- Kantomaa, Marko T., Stamatakis, Emmanuel, Kankaanpää, Anna, Kaakinen, Marika, Rodriguez, Alina, Taanila, Anja, Ahonen, Timo, Järvelin, Marjo-Riitta, Tammelin, Tuija
- Proceedings of the National Academy of Sciences of the United States of America 2013 v.110 no.5 pp. 1917-1922
- academic achievement, adolescence, adolescents, childhood, children, cognition, confidence interval, equations, models, obesity, people, physical activity, prospective studies, Finland

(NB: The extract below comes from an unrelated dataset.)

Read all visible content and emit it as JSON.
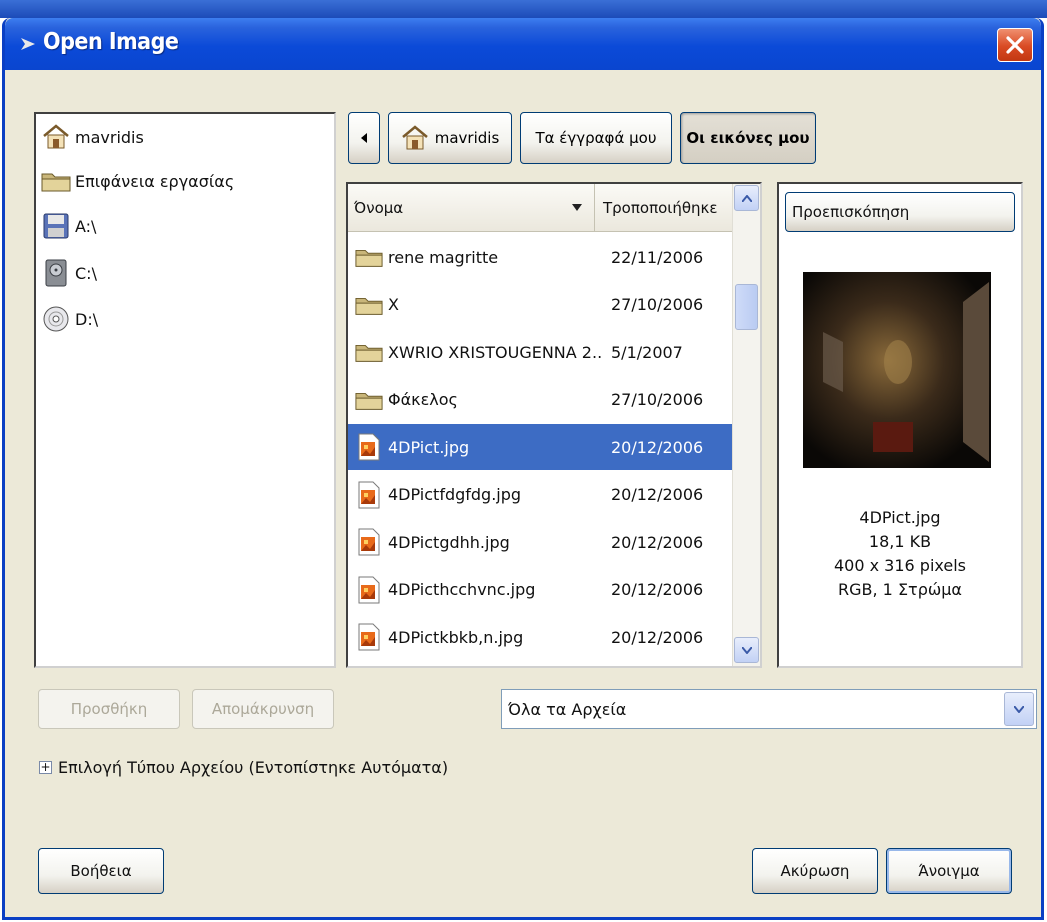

- The global epidemic of obesity and physical inactivity may have detrimental implications for young people’s cognitive function and academic achievement. This prospective study investigated whether childhood motor function predicts later academic achievement via physical activity, fitness, and obesity. The study sample included 8,061 children from the Northern Finland Birth Cohort 1986, which contains data about parent-reported motor function at age 8 y and self-reported physical activity, predicted cardiorespiratory fitness (cycle ergometer test), obesity (body weight and height), and academic achievement (grades) at age 16 y. Structural equation models with unstandardized (B) and standardized (β) coefficients were used to test whether, and to what extent, physical activity, cardiorespiratory fitness, and obesity at age 16 mediated the association between childhood motor function and adolescents’ academic achievement. Physical activity was associated with a higher grade-point average, and obesity was associated with a lower grade-point average in adolescence. Furthermore, compromised motor function in childhood had a negative indirect effect on adolescents’ academic achievement via physical inactivity (B = –0.023, 95% confidence interval = –0.031, –0.015) and obesity (B = –0.025, 95% confidence interval = –0.039, –0.011), but not via cardiorespiratory fitness. These results suggest that physical activity and obesity may mediate the association between childhood motor function and adolescents’ academic achievement. Compromised motor function in childhood may represent an important factor driving the effects of obesity and physical inactivity on academic underachievement.